Post revamping Sunday paper to boost hope for profit
Sunday, August 1, 2010
Every few years, The Post takes another stab at slowing the erosion of Sunday circulation. But the latest attempt, quietly gaining steam in recent months, has assumed special urgency. Whether it succeeds will have a major impact on Post efforts to return to profitability. And for readers, that will affect the quality and ambitions of Post journalism.
The Post's Sunday circulation, which once topped 1.1 million, has steadily declined by more than 350,000 over nearly two decades. Lower circulation affects the bottom line. But to really appreciate the implications, consider this: Sunday can account for about half of a newspaper's total revenue. The Sunday stakes are huge.
The slide was less worrisome when The Post was profitable. But when it tumbled into the red as the economy tanked, a problem became an outsize predicament.
To cut costs, money-losing Sunday sections such as Book World and the Sunday Source were jettisoned. TV Week was limited to subscribers who asked to receive it; then they were charged extra for it.
Late-night game results and breaking stories no longer make it into some Sunday papers. That's because The Post closed one of its two printing plants to save money, requiring earlier deadlines to print all papers at a single facility.
And the price of the Sunday Post was increased, from $1.50 to $2 at newsstands and from $1.50 to $1.85 for home delivery. Many readers properly complain they are paying more for less, although few appreciate that the price had essentially remained flat since the early 1990s.
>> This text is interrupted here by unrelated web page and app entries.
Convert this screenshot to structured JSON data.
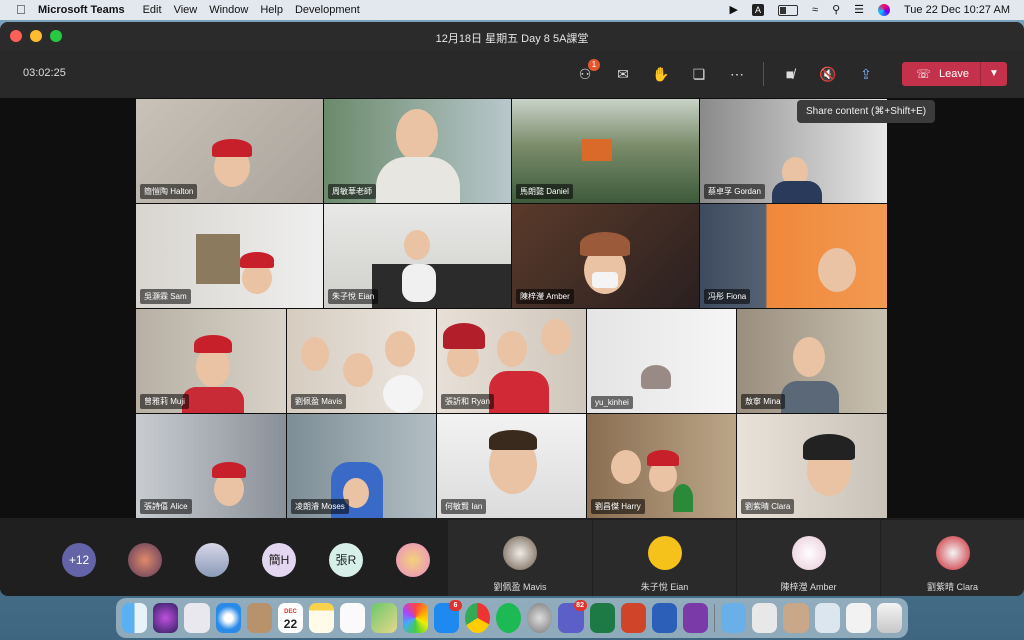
{
  "menubar": {
    "app_name": "Microsoft Teams",
    "menus": [
      "Edit",
      "View",
      "Window",
      "Help",
      "Development"
    ],
    "status_a": "A",
    "datetime": "Tue 22 Dec  10:27 AM"
  },
  "window": {
    "title": "12月18日 星期五 Day 8 5A課堂",
    "timer": "03:02:25"
  },
  "controls": {
    "participants_badge": "1",
    "leave_label": "Leave",
    "tooltip": "Share content (⌘+Shift+E)"
  },
  "tiles": [
    {
      "name": "簡愷陶 Halton"
    },
    {
      "name": "周敏華老師"
    },
    {
      "name": "馬朗懿 Daniel"
    },
    {
      "name": "蔡卓孚 Gordan"
    },
    {
      "name": "吳灝霖 Sam"
    },
    {
      "name": "朱子悅 Eian"
    },
    {
      "name": "陳梓瀅 Amber"
    },
    {
      "name": "冯彤 Fiona"
    },
    {
      "name": "曾雅莉 Muji"
    },
    {
      "name": "劉佩盈 Mavis"
    },
    {
      "name": "張訢和 Ryan"
    },
    {
      "name": "yu_kinhei"
    },
    {
      "name": "敖寧 Mina"
    },
    {
      "name": "張詩僖 Alice"
    },
    {
      "name": "凌朗濬 Moses"
    },
    {
      "name": "何敏賢 Ian"
    },
    {
      "name": "劉昌傑 Harry"
    },
    {
      "name": "劉紫晴 Clara"
    }
  ],
  "strip": {
    "overflow": "+12",
    "avatars": [
      {
        "initials": ""
      },
      {
        "initials": ""
      },
      {
        "initials": "簡H"
      },
      {
        "initials": "張R"
      },
      {
        "initials": ""
      }
    ],
    "pinned": [
      {
        "name": "劉佩盈 Mavis"
      },
      {
        "name": "朱子悅 Eian"
      },
      {
        "name": "陳梓瀅 Amber"
      },
      {
        "name": "劉紫晴 Clara"
      }
    ]
  },
  "dock": {
    "calendar_month": "DEC",
    "calendar_day": "22",
    "appstore_badge": "6",
    "teams_badge": "82"
  }
}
The signs of accelerated Sunday erosion have been clear in recent years. An internal Post report in early 2009 showed print readership declines were deeper on Sunday than weekdays. It noted an "alarming" drop within a critical market segment with high trust in the media but increasing reliance on the Internet for news.
A newspaper-wide committee has been searching for solutions. What's being contemplated should be good for readers.
The first tangible step was taken several weeks ago with newsroom leadership changes to beef up the Sunday product. Kevin Sullivan, a Post veteran and Pulitzer Prize winner, was named Sunday editor with broad authority over that day's news and features sections. He starts today.
"We want to make some changes in the paper, and we'll do that sooner rather than later," Sullivan told me. He declined to specify what's in the works, but there are clues.
Expect Sunday to include more stories that break news. Increasingly, major stories that used to be featured on Sunday have been shifted to weekdays, when online readership is higher. That's left many Sunday-only readers feeling cheated. Sullivan said Sunday must "showcase" stories that are "newsy."
Also, Sullivan said, the "emphasis on Sunday will be as local as we can make it, because we know that's who's reading the paper."